You've dropped all these different projects in 2020, in the midst of the pandemic no less. What compels you to share so much of your work during these difficult times?
The only project I truly made in 2020 was the B-Side [Adventure Mode] to One Trick Pony. A Side and Leviathan are two ideas I’ve had time to juggle for a little bit. I’m not sure if I’m compelled so much so as it was time to let things go and see how they change as they’re experienced by others. Times are indeed difficult, however I want to separate my need for sharing expression / experience from the idea that artists must create an immediate relevant response to our ever burning world.
The A-Side and B-Side of One Trick Pony came in collaboration with producer clwdwlkr. What were you trying to convey or accomplish with these parallel records?
Logan (clwd) labeled almost all the beats for the B-Sides with a word in front of “Fred.” I like the concept of giving different songs very specific feelings or isolated chapters of feeling. The A-Sides feels as if I’m processing distrust in myself and others, where the B-Sides feels more like a Reclamation of boundaries, where my sorrow and aggression feel more coherent and intentional. I think the B-Sides conveys my desire to express but perhaps my exhaustion having to perform persona, a lot of my music has been a steady journey of me processing how much I enjoy or am confused by my need to convey to others. A blessing and hindrance.
Leviathan (Book One) is billed as a set of demos. What is it about this material that you consider incomplete and, if you had the desire, what would you do to these tracks to "finalize" them?
I have been holding onto these beautiful ideas and feelings for so long, for maybe collectively five years. I had no “right” way of presenting these? But I guess the pressure people put on the word “EP” or “album” can be intimidating and leaves space for a specific, unnecessary kind of scrutiny that I do not seek out. “Chartreuse” is the newest song to date that I’ve made, and probably the most mature on that project, it felt like a catalogue of my growth w Fitz (Solomon Wexley) over time.
Purchase or stream One Trick Pony and Leviathan here.
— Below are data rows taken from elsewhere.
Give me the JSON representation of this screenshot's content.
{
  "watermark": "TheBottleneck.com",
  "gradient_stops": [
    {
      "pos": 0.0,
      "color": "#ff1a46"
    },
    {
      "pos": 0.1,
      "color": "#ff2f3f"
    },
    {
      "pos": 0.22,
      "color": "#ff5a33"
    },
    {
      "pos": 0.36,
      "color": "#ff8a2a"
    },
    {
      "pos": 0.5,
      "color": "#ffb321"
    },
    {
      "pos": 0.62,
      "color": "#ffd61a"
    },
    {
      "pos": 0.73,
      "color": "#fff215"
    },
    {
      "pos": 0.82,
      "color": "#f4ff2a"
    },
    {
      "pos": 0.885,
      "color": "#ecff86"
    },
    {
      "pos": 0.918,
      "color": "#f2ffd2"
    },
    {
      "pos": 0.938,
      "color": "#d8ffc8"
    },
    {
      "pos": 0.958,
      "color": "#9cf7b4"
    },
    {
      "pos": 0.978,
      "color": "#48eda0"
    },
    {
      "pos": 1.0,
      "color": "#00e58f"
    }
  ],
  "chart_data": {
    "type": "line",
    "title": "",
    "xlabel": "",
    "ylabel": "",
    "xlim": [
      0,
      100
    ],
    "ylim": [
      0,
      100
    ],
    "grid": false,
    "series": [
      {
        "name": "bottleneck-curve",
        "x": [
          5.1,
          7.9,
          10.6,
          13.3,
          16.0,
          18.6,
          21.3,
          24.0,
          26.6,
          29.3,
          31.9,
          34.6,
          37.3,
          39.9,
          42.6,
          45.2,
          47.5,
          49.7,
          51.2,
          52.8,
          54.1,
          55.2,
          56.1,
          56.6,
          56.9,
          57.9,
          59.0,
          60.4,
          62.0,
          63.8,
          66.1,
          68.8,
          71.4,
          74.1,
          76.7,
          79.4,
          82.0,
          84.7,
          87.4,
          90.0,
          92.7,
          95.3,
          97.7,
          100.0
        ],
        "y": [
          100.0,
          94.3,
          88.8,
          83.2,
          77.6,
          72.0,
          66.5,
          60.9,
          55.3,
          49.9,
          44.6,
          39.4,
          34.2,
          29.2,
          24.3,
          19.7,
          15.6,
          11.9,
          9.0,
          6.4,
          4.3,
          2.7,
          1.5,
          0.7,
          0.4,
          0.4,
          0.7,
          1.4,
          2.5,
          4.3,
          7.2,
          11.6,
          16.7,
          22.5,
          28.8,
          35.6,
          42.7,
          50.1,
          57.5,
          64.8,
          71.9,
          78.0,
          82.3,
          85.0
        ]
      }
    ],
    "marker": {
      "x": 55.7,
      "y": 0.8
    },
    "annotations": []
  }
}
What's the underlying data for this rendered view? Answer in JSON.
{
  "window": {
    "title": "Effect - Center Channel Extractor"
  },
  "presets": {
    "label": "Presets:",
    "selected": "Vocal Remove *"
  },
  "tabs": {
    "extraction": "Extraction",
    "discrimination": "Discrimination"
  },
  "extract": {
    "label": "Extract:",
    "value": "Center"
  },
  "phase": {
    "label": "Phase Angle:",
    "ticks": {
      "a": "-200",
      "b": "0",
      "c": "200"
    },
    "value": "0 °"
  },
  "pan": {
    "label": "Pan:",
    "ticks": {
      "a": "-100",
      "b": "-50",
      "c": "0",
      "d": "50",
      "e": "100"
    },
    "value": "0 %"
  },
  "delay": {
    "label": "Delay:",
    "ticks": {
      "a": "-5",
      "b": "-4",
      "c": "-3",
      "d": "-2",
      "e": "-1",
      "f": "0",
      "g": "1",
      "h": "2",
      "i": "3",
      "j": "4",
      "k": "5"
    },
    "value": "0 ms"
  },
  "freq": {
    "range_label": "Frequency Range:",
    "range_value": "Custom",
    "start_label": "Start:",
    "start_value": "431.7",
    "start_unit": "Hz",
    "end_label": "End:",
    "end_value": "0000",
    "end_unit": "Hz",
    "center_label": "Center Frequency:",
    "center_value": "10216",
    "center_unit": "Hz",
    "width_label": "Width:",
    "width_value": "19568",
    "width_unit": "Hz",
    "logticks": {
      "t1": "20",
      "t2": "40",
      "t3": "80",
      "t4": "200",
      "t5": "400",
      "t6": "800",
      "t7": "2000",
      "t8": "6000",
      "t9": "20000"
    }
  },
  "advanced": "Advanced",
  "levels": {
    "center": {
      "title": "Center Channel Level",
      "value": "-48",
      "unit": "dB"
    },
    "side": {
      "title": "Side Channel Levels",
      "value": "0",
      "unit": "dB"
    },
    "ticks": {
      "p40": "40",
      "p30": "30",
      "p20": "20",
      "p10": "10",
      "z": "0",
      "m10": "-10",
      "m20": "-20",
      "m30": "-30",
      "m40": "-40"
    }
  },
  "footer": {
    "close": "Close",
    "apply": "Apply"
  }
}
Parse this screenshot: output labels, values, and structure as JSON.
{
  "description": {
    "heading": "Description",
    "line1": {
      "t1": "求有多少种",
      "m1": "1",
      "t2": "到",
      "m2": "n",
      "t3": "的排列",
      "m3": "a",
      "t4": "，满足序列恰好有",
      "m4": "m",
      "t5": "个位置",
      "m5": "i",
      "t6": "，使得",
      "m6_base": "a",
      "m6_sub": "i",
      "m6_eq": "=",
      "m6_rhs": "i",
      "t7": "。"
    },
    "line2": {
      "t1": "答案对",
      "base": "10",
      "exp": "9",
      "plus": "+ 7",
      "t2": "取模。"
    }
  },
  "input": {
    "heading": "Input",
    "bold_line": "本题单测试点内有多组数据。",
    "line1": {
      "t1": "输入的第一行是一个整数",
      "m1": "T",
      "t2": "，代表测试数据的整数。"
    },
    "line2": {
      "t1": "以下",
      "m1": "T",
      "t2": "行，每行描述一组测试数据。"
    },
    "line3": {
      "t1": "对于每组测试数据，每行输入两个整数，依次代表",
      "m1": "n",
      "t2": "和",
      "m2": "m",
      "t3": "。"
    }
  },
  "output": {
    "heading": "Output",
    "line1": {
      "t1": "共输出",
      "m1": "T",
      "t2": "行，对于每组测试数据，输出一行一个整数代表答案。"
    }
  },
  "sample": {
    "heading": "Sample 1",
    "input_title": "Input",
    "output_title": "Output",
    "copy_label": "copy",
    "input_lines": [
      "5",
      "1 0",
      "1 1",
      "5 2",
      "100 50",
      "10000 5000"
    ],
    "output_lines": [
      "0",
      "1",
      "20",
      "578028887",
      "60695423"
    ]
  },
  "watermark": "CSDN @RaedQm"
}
Erick Sermon protege Keith Murray only spent a brief time on Def Jam. After a three album 1990s run with Jive ended with his ill-timed incarceration, he graduated onto the legendary rap label from Def Squad member (alongside Redman and Sermon) to a solo deal. Produced by Just Blaze at the height of his Roc-A-Fella powers, the 2003 single “Yeah Yeah U Know It” preceded its corresponding album He’s Keith Murray, charting modestly that April on the Hot 100 while building momentum towards its July release. A promising sign, he’d even appeared as a playable character on Def Jam Vendetta, the label’s successful foray into the video game world. But an in-office altercation, of which the details remain disputed, that occurred between him and at least one Def Jam employee, promptly got him unceremoniously dropped right around when the album was due out.
See you next Sunday.